Arthur Grotto, Shipfitter, 2nd Class

Serving in both theaters of World War II, Arthur Grotto used his three-years of experience as a welder for the Chicago Bridge and Iron Works to support his country, enlisting into the U.S. Navy during World War II as a part of the 29th Construction Battalion.

Born in Rockford, Ill. in 1920, as a child Arthur Grotto moved to an Italian neighborhood in Chicago that provided a community of support for him and his working-class parents during the Great Depression. Upon graduating high school, Grotto found employment with the Chicago Bridge and Iron Works as a welder. He was employed there for nearly three years before joining the United States Navy in Fall 1942 and putting those skills to good use supporting his country.

As a petty officer, 2nd class with the 29th Construction Battalion—also known as the Seabees—Grotto counted himself lucky to have leadership that understood the importance of recruiting personnel with actual backgrounds in the trades, who also treated them with respect, and as an integral part of the force.

Thinking that he was headed to the Pacific theater, the ship he and his fellow troops were traveling on—the Queen Elizabeth, an ocean liner that had been taken over to service troops—instead went to Scotland. Grotto and the rest of his 29th Battalion spent their time in the United Kingdom preparing machinery and setting up bases—like they did in Lisahally, Ireland, and again in Tynemouth, England. 

About this portion of his military experience, Grotto relates stories of what it was like to spend 22 months in one place; of how the locals felt about the American troops; about listening to broadcasts of Lord Haw-Haw; and, more seriously, about the constant risk of Luftwaffe attacks, and seeing the plumes of smoke coming from London bombings.

After his 22 months in England, Grotto and the 29th were sent home on liberty leave, before being reassigned to the Pacific—the Philippines and China, specifically. Here, he found that the hands-on training that he had received in England—in dealing with Luftwaffe, and air-raids—might have helped prepare him for Kamikaze, but not necessarily the close proximity to Japanese troops on the ground.

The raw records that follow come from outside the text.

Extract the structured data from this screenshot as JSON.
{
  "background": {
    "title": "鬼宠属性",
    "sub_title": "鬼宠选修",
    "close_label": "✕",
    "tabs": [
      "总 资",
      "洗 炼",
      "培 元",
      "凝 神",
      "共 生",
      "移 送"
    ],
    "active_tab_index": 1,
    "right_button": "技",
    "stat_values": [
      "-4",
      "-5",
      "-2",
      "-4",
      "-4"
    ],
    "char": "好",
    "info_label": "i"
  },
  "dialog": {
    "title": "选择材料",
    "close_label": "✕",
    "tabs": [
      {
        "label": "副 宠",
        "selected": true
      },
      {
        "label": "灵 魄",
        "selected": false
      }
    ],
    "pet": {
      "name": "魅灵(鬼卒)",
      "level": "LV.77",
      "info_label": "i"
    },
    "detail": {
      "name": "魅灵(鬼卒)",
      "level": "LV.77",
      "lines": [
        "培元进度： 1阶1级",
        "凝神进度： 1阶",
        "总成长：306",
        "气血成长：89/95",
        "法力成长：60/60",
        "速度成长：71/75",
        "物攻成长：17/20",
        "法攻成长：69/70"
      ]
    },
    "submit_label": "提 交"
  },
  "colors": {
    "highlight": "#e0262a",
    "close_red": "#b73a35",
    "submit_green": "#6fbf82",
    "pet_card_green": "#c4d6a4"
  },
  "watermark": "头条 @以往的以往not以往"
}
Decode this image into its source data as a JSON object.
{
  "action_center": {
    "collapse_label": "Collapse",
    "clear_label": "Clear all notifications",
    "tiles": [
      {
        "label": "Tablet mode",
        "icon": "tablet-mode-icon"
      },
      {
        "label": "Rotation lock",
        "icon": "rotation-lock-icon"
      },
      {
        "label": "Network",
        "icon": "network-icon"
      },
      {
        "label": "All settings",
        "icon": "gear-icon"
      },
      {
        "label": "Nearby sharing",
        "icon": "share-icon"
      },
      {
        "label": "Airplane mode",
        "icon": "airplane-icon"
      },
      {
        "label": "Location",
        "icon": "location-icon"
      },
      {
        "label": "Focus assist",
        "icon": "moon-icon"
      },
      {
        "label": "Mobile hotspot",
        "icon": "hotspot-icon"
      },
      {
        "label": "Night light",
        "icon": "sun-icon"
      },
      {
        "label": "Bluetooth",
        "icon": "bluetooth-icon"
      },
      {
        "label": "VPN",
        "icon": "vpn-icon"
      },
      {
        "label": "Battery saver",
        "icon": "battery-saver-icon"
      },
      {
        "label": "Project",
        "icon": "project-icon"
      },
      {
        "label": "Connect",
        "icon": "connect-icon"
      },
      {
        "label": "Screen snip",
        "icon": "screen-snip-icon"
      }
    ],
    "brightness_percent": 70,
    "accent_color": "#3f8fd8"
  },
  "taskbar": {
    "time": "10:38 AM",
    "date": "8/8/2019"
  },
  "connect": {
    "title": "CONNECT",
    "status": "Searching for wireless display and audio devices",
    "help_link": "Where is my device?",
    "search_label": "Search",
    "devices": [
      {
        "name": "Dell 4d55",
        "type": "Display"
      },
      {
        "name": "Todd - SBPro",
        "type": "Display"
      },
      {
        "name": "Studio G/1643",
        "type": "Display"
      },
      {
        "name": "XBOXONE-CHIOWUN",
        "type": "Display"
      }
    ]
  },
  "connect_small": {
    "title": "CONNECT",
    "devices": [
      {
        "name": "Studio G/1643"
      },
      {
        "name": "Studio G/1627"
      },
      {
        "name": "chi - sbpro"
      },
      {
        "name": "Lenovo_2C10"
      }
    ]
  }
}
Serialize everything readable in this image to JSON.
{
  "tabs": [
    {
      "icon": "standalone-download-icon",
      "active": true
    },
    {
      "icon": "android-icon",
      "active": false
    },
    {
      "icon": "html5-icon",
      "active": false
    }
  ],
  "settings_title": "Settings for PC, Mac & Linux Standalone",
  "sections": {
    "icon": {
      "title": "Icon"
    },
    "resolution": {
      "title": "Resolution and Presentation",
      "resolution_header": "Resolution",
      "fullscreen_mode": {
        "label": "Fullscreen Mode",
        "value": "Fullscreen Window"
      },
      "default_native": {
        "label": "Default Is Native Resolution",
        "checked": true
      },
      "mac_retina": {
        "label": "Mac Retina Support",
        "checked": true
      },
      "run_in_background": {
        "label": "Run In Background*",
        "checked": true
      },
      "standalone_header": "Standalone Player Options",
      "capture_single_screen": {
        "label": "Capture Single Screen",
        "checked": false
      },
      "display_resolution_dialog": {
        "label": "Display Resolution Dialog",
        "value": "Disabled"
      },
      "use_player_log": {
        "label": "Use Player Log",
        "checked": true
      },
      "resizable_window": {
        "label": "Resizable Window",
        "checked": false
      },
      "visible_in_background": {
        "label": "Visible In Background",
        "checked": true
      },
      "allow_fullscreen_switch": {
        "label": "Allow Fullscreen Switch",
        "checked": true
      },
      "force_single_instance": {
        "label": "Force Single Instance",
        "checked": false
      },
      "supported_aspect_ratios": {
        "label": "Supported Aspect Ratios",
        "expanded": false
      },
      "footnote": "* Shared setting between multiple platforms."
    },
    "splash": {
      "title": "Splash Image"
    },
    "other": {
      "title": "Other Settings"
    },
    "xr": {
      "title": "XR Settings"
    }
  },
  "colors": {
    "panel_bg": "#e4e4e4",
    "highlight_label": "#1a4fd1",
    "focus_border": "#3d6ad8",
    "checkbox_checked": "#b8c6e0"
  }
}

At the end of his service, Grotto remained in touch with his fellow Seabees, traveling the country to visit many of his new friends. He still stays active in various veterans organizations, including the American Legion Post #118, and enjoys giving presentations about his service to area school children.